Mid-week market update: Regular readers know that I have been tactically cautious on stocks in the last two weeks, but I don’t want to give the impression that I am wildly bearish. In fact, the SPX is on the verge of a long-term buy signal, marked by the positive monthly MACD reading. Should the index close at or close to current levels by month-end, it will have flashed a buy signal that has shown to be highly effective for intermediate and long term investors.
Before anyone becomes wildly bullish here, some caution may be warranted.
Waiting for confirmation
First of all, I would warn that the monthly MACD buy signal has not been confirmed by a number of other indices. The broader Wilshire 5000 has not flashed a buy signal yet, though it is very close.
Global stocks have also not confirmed the buy signal either.
Similarly, we are also edging close to a MACD monthly buy signal for MSCI EAFE, but international stocks have not confirmed the SPX interim buy signal either.
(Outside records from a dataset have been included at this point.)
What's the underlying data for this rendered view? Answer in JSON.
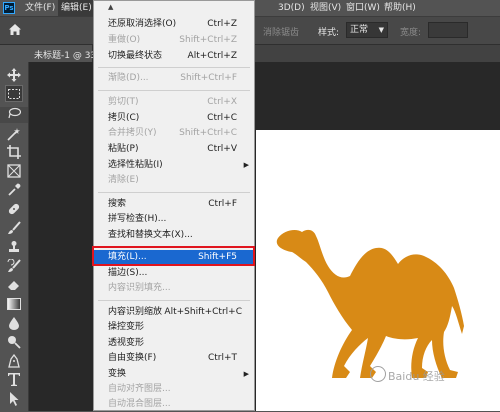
{
  "app": {
    "logo": "Ps"
  },
  "menubar": {
    "file": "文件(F)",
    "edit": "编辑(E)",
    "extra_3d": "3D(D)",
    "view": "视图(V)",
    "window": "窗口(W)",
    "help": "帮助(H)"
  },
  "options": {
    "mode_partial": "消除锯齿",
    "style_label": "样式:",
    "style_value": "正常",
    "width_label": "宽度:"
  },
  "document": {
    "tab_title": "未标题-1 @ 33"
  },
  "edit_menu": {
    "items": [
      {
        "label": "还原取消选择(O)",
        "shortcut": "Ctrl+Z"
      },
      {
        "label": "重做(O)",
        "shortcut": "Shift+Ctrl+Z"
      },
      {
        "label": "切换最终状态",
        "shortcut": "Alt+Ctrl+Z"
      },
      {
        "label": "渐隐(D)...",
        "shortcut": "Shift+Ctrl+F"
      },
      {
        "label": "剪切(T)",
        "shortcut": "Ctrl+X"
      },
      {
        "label": "拷贝(C)",
        "shortcut": "Ctrl+C"
      },
      {
        "label": "合并拷贝(Y)",
        "shortcut": "Shift+Ctrl+C"
      },
      {
        "label": "粘贴(P)",
        "shortcut": "Ctrl+V"
      },
      {
        "label": "选择性粘贴(I)",
        "shortcut": ""
      },
      {
        "label": "清除(E)",
        "shortcut": ""
      },
      {
        "label": "搜索",
        "shortcut": "Ctrl+F"
      },
      {
        "label": "拼写检查(H)...",
        "shortcut": ""
      },
      {
        "label": "查找和替换文本(X)...",
        "shortcut": ""
      },
      {
        "label": "填充(L)...",
        "shortcut": "Shift+F5"
      },
      {
        "label": "描边(S)...",
        "shortcut": ""
      },
      {
        "label": "内容识别填充...",
        "shortcut": ""
      },
      {
        "label": "内容识别缩放",
        "shortcut": "Alt+Shift+Ctrl+C"
      },
      {
        "label": "操控变形",
        "shortcut": ""
      },
      {
        "label": "透视变形",
        "shortcut": ""
      },
      {
        "label": "自由变换(F)",
        "shortcut": "Ctrl+T"
      },
      {
        "label": "变换",
        "shortcut": ""
      },
      {
        "label": "自动对齐图层...",
        "shortcut": ""
      },
      {
        "label": "自动混合图层...",
        "shortcut": ""
      }
    ]
  },
  "watermark": {
    "text": "Baidu 经验"
  },
  "colors": {
    "menu_highlight": "#1a68d0",
    "annotation_red": "#e0141e",
    "camel_fill": "#d88a16",
    "canvas": "#ffffff"
  },
  "icons": [
    "home-icon",
    "move-tool-icon",
    "marquee-tool-icon",
    "lasso-tool-icon",
    "magic-wand-icon",
    "crop-tool-icon",
    "frame-tool-icon",
    "eyedropper-icon",
    "healing-brush-icon",
    "brush-tool-icon",
    "clone-stamp-icon",
    "history-brush-icon",
    "eraser-icon",
    "gradient-icon",
    "blur-icon",
    "dodge-icon",
    "pen-tool-icon",
    "type-tool-icon",
    "path-select-icon"
  ]
}
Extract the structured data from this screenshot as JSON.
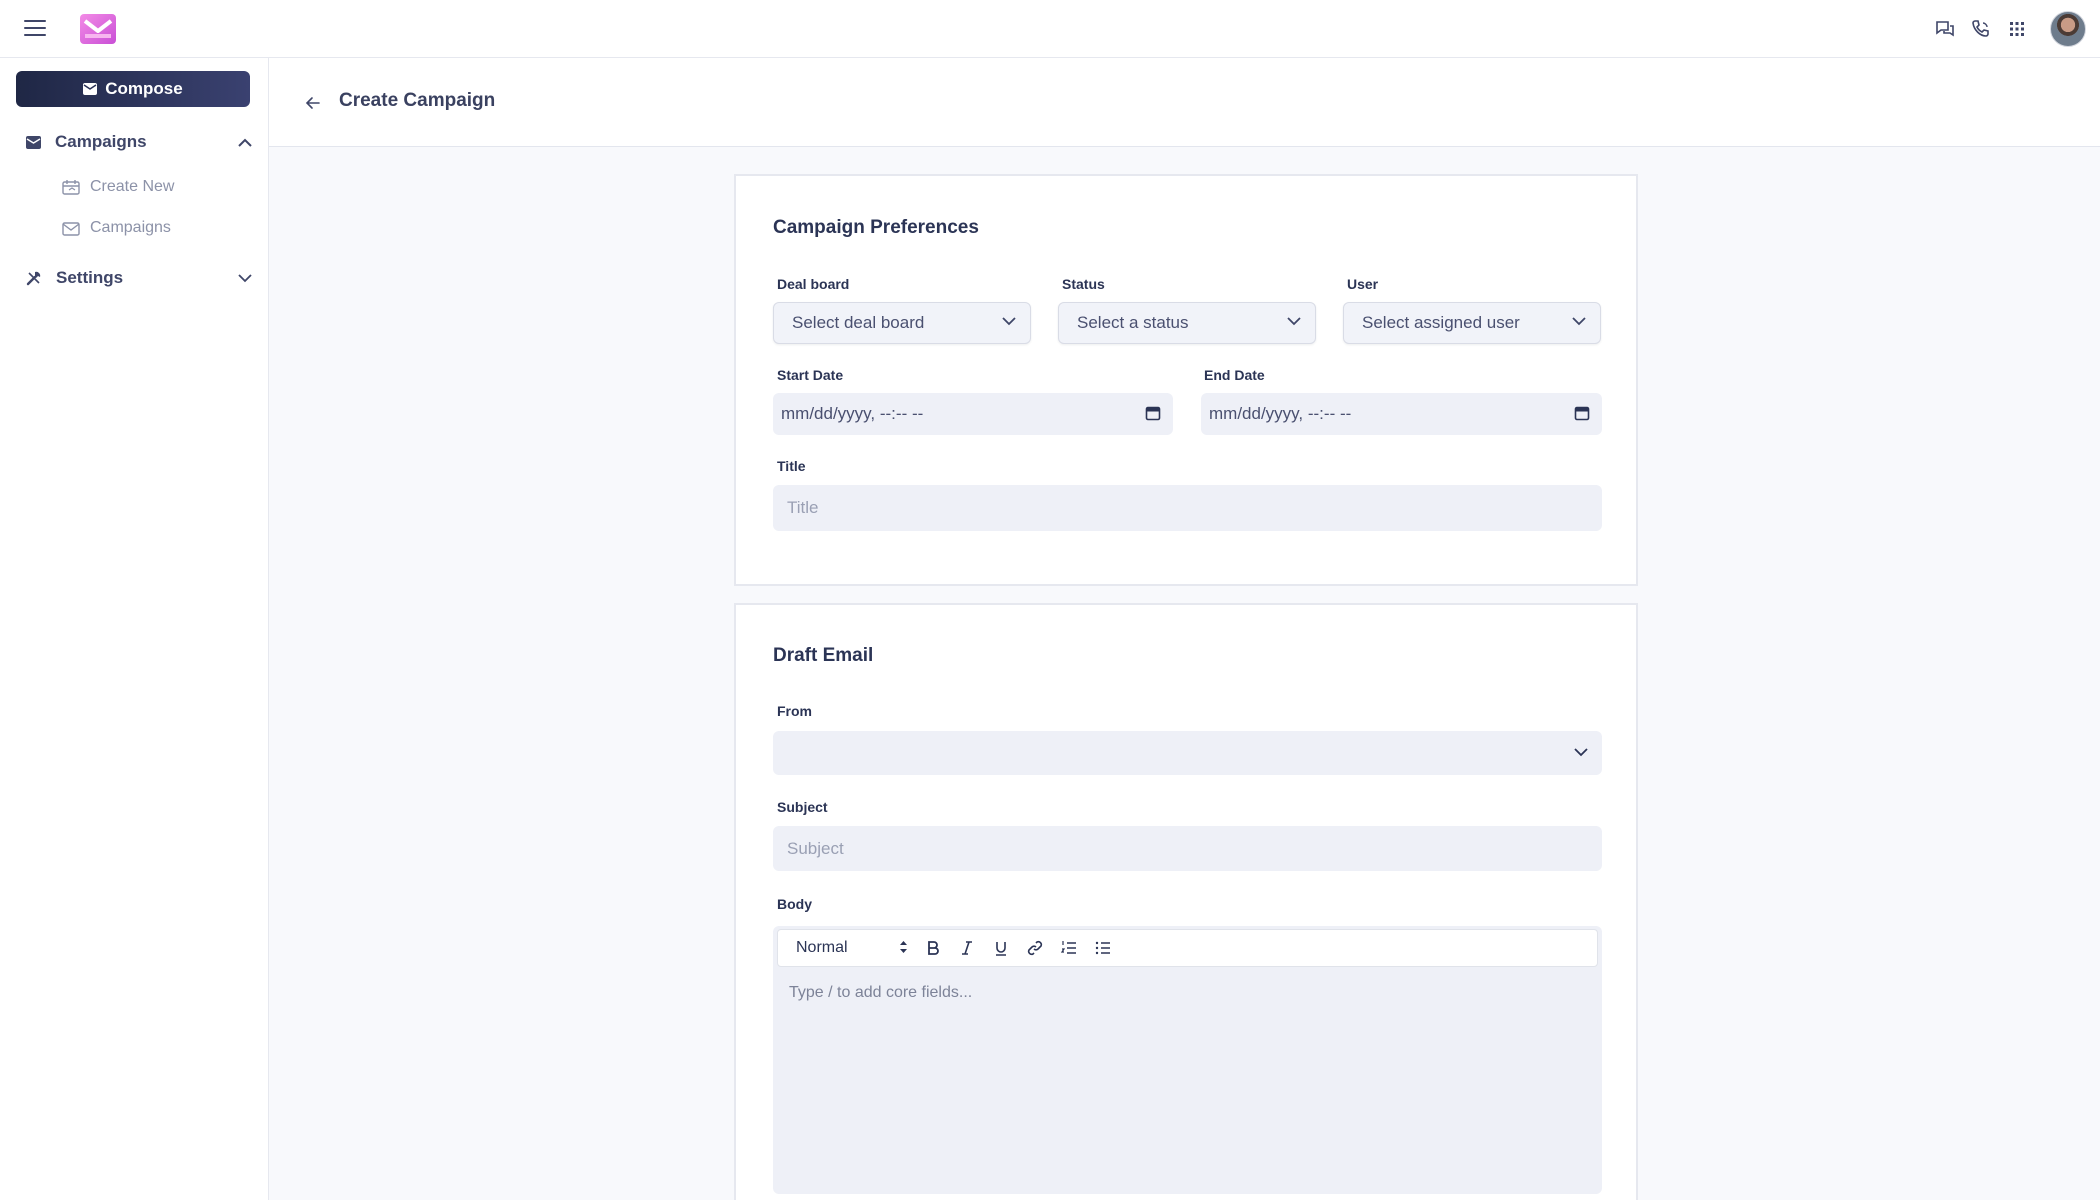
{
  "header": {
    "menu_icon": "hamburger-icon",
    "logo_icon": "mail-logo-icon",
    "icons": [
      "chat-icon",
      "phone-icon",
      "apps-grid-icon"
    ],
    "avatar": "user-avatar"
  },
  "sidebar": {
    "compose_label": "Compose",
    "groups": [
      {
        "label": "Campaigns",
        "icon": "envelope-icon",
        "expanded": true,
        "items": [
          {
            "label": "Create New",
            "icon": "calendar-mail-icon"
          },
          {
            "label": "Campaigns",
            "icon": "mail-list-icon"
          }
        ]
      },
      {
        "label": "Settings",
        "icon": "tools-icon",
        "expanded": false
      }
    ]
  },
  "page": {
    "title": "Create Campaign"
  },
  "preferences": {
    "title": "Campaign Preferences",
    "deal_board_label": "Deal board",
    "deal_board_value": "Select deal board",
    "status_label": "Status",
    "status_value": "Select a status",
    "user_label": "User",
    "user_value": "Select assigned user",
    "start_date_label": "Start Date",
    "start_date_value": "mm/dd/yyyy, --:-- --",
    "end_date_label": "End Date",
    "end_date_value": "mm/dd/yyyy, --:-- --",
    "title_label": "Title",
    "title_placeholder": "Title"
  },
  "draft": {
    "title": "Draft Email",
    "from_label": "From",
    "from_value": "",
    "subject_label": "Subject",
    "subject_placeholder": "Subject",
    "body_label": "Body",
    "format_value": "Normal",
    "body_placeholder": "Type / to add core fields..."
  },
  "colors": {
    "compose_gradient_start": "#1f2745",
    "compose_gradient_end": "#3a4170",
    "logo_pink": "#e56ad8"
  }
}
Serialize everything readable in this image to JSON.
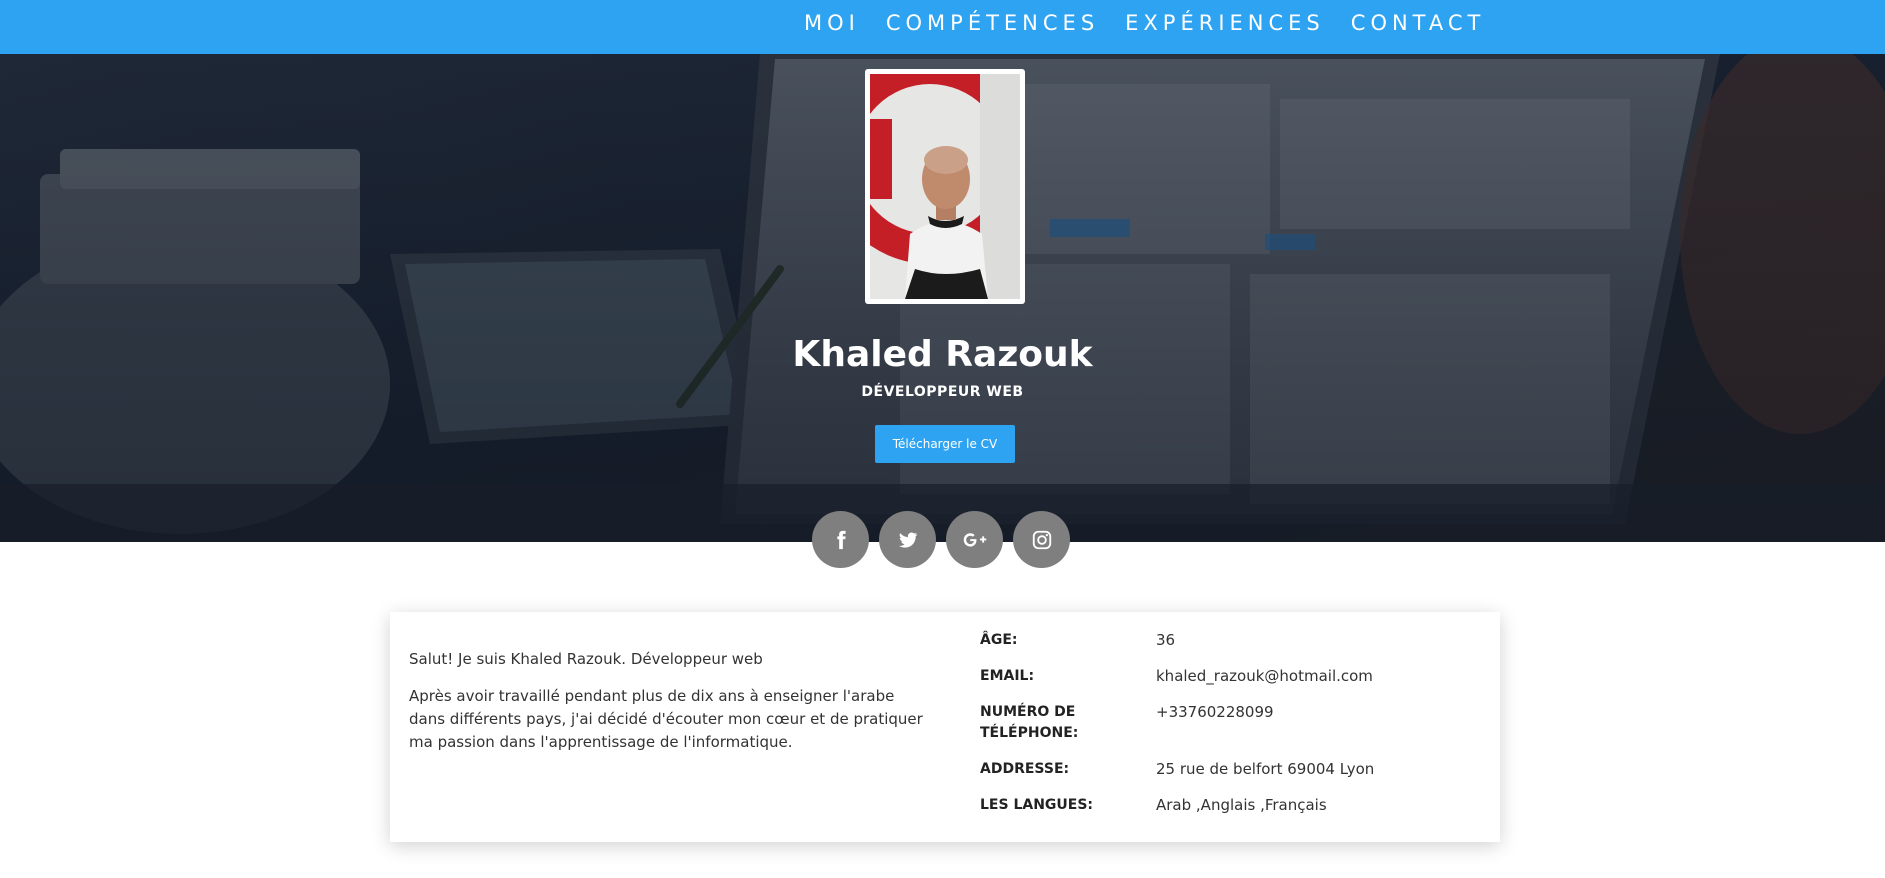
{
  "colors": {
    "nav_bg": "#2ea3f2",
    "button_bg": "#2ea3f2",
    "social_bg": "#7f7f7f"
  },
  "nav": {
    "items": [
      "MOI",
      "COMPÉTENCES",
      "EXPÉRIENCES",
      "CONTACT"
    ]
  },
  "hero": {
    "name": "Khaled Razouk",
    "role": "DÉVELOPPEUR WEB",
    "cv_button": "Télécharger le CV"
  },
  "social": [
    "facebook-icon",
    "twitter-icon",
    "google-plus-icon",
    "instagram-icon"
  ],
  "about": {
    "intro": "Salut! Je suis Khaled Razouk. Développeur web",
    "paragraph": "Après avoir travaillé pendant plus de dix ans à enseigner l'arabe dans différents pays, j'ai décidé d'écouter mon cœur et de pratiquer ma passion dans l'apprentissage de l'informatique."
  },
  "info": [
    {
      "label": "ÂGE:",
      "value": "36"
    },
    {
      "label": "EMAIL:",
      "value": "khaled_razouk@hotmail.com"
    },
    {
      "label": "NUMÉRO DE TÉLÉPHONE:",
      "value": "+33760228099"
    },
    {
      "label": "ADDRESSE:",
      "value": "25 rue de belfort 69004 Lyon"
    },
    {
      "label": "LES LANGUES:",
      "value": "Arab ,Anglais ,Français"
    }
  ]
}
I am keeping an open mind as to how indicators develop. While we could very well see a long-term buy signal by July 31, the market was in a similar condition in early May when readings were on the verge of a buy signal. Trump went on to derail the rally with his famous weekend tweet that unraveled the trade talks and the equity bull run.
In the short run, the latest upside breakout of the Dow and SPX to fresh all-time highs face a number of challenges. Sentiment has become a little frothy, which is likely to create headwinds for further short-term upside. The 8-day moving average of the equity-only put/call ratio has reached complacent levels. In the past, market rallies have tended to stall when sentiment has reached these levels of enthusiasm. Current conditions are especially problematical as short-term sentiment has moved to a crowded long condition as the index tests overhead resistance.
Jason Goepfert at SentimenTrader also sounded a couple of cautionary notes:
We saw last month that equity hedge funds apparently have a low exposure to stocks on a longer time frame. We also follow macro and commodity-trading funds, which tend to be more aggressive, leveraged, and trend-following with a shorter time frame. And they have suddenly seen the light, going from 25% short exposure in March to more than 50% long exposure by late last week.
Goepfert also pointed out that small option traders, otherwise known as the retail dumb money, are piling in on the long side, which is contrarian bearish.
Q2 earning season has begun, with the major banks kicking off the reports. While most of the financials have beaten Street expectations, the preliminary market reaction report card has been less than stellar. The sector has marginally underperformed the market, which is another cautionary sign.
From a short-term trading perspective, the SPX is perched just above a gap at 2880-2890 that could get filled. Additional support can be found at about 2950, which is the previous breakout level, Should 2950 support get violated, a gap at 2940-2950 is waiting to get filled as well.
My base case scenario calls for market choppiness and volatility for the next few weeks of earnings season, with a slight bearish bias. My inner investor neutrally positioned at his target asset allocation weights, and my inner trader is holding to his small short position.